Chief Justice David Gilbertson just finished his State of the Judiciary speech here in Pierre. He said South Dakota is "dead last" in substance abuse courts even though the one we have in the Northern Black Hills has been a great success. Isn't that a workforce issue? if we can get our youth off to a healthy and sober start, they might contribute more to the workforce? It costs just $3 to have someone on probation -- and $63 a day to incarcerate them. Yet we never question the corrections budget, while we chronically underfund schools and programs for youth. (The conclusion is my own, not the judge's) [Rep. Bernie Hunhoff, Facebook post, 2012.01.11].
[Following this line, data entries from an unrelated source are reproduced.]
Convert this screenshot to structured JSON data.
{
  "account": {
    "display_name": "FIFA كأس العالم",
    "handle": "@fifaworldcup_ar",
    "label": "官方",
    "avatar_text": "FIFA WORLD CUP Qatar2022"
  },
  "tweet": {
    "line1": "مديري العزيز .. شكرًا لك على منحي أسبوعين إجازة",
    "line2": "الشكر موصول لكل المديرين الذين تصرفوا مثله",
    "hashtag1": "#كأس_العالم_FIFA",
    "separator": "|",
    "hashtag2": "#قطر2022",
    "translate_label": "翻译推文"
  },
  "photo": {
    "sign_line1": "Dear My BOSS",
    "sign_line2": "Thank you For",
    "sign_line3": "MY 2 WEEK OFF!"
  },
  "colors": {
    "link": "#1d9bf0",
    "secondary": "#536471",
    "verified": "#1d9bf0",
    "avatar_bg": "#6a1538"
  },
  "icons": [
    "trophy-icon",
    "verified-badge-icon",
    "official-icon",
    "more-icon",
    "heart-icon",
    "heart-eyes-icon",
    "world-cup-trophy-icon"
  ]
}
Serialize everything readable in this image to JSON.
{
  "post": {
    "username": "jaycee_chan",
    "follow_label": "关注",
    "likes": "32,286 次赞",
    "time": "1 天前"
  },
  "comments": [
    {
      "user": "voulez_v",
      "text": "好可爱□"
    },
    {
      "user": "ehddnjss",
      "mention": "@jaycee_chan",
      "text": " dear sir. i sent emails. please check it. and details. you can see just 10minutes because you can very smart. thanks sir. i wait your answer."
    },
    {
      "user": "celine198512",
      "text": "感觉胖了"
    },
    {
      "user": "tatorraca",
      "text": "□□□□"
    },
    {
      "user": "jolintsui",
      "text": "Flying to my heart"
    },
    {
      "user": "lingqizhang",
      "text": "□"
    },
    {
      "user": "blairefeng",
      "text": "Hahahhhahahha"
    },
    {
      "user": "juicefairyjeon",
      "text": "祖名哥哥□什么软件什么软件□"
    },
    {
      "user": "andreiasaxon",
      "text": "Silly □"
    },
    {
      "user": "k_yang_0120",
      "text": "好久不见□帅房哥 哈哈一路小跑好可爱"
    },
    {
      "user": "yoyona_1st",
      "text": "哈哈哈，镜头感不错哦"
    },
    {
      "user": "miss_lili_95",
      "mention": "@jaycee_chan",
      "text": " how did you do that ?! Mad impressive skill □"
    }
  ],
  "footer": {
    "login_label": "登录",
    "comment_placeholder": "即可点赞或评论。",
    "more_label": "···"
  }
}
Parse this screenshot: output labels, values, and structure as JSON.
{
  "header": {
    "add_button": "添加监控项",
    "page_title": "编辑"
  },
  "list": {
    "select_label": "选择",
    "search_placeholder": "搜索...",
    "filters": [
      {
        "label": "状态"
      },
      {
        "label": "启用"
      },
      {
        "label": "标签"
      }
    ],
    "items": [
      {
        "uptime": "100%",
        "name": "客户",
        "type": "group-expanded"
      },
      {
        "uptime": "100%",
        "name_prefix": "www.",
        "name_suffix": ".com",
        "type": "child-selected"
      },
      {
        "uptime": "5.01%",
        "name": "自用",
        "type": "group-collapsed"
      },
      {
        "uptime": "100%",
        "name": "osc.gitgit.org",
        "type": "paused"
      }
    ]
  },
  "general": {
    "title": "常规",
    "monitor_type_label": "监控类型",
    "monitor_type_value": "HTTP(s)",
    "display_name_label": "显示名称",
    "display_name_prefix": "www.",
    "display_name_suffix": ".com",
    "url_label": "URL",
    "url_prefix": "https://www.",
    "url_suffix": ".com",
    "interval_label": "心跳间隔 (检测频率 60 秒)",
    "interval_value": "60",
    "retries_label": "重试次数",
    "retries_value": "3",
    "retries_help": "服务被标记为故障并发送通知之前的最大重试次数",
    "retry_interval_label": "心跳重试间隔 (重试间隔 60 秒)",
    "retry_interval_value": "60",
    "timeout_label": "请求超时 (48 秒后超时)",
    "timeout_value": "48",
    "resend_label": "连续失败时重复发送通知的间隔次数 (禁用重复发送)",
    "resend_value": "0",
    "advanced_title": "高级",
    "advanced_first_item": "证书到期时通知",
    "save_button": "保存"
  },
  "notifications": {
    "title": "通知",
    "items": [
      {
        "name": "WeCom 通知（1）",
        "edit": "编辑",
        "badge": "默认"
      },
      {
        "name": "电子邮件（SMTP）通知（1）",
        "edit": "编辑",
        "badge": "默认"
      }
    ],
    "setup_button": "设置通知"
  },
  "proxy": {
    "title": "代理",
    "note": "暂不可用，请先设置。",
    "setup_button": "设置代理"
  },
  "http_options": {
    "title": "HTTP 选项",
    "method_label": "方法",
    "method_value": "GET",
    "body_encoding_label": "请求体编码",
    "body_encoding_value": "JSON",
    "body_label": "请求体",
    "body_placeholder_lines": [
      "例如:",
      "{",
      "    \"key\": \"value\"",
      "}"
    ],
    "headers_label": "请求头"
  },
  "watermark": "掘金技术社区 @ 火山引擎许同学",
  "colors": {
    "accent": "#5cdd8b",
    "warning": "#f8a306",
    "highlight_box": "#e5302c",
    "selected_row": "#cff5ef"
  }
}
Hmm... $3 for probation, $63 for incarceration... is the Governor ignoring another field where we spend more without getting better results?
Example #3: Rep. Charlie Hoffman. This Republican from Eureka isn't afraid of online conversation. Of all places, he comes to this liberal blog to hear what folks are saying and add his two cents' worth. (And hey, Charlie: have you drafted that pipeline tax yet?)
Example #4: Mayor Sam Kooiker. Rapid City's chief executive has caught heck in the local press for his role in starting the fruitless witch hunt against Fish Garbage Services (see also here and here). One might excuse a mayor for trying to steer clear of such controversy in the blogosphere and the rest of the press. Yet Mayor Kooiker wades right in with the alligators with this comment on Mount Blogmore:
Andrea's recent articles and your Blogmore post implies that I am some sort of a mastermind who was, as 1 member of a 10 member council, able to: control a human resources department and a police department, a city council (6 of whom voted to censor me), a previous mayor (who was my opponent on four ballots — 2 general elections and 2 runoffs), multiple grand juries, a state's attorney, DCI and the Attorney General.
So let's do a brief recap. On 12/22/2009, The PW Director (Robert Ellis), City Attorney (Jason Green) and Mayor (Alan Hanks) held a press conference announcing the revocation of Fish Garbage's license. I was not present at the press conference nor was I invited to attend. As you may be aware, the previous mayor was not one of my biggest fans. The previous administration signed off on Meidinger's dismissal from employment. My predecessor's sudden amnesia in the recent RC Journal article is fun to read about, but perplexing [Mayor Sam Kooiker, comment, Mount Blogmore, 2012.01.12].
Mayor Kooiker goes on to invite his prominent detractors to lunch at Culver's. Indeed, if there is one shortcoming to blog interaction, it is that we can't pass the ketchup.
Now some public officials fear engaging in online conversation because they don't want their words to become part of the public record. They prefer private meetings, quiet lunches, and quick café stops where they can simply chat of the record. But with so many regular folks sharing their thoughts by Facebook and e-mail, even a brief chat with a voter at a restaurant can become a blog post, making diner conversations available to a much broader audience of constituents. That's not a bad thing; allowing everyone to be "in" on the conversation is quite healthy for democracy.
Reps. Hickey, Hunhoff and Hoffman, Mayor Kooiker, thank you for realizing something that all public officials and the rest of us citizens need to understand. Blogs, Facebook, and other social media are not just a pastime for kids throwing spitballs and sharing beer pictures. The South Dakota blogosphere is also an ongoing public conversation, open to anyone who can hunt and peck. It is a place where we can learn what our fellow citizens and public servants are thinking and provide input, just as we do at other public fora, to help guide public decision-making.
Steve, Bernie, Charlie, and Sam can do it. So can the rest of you.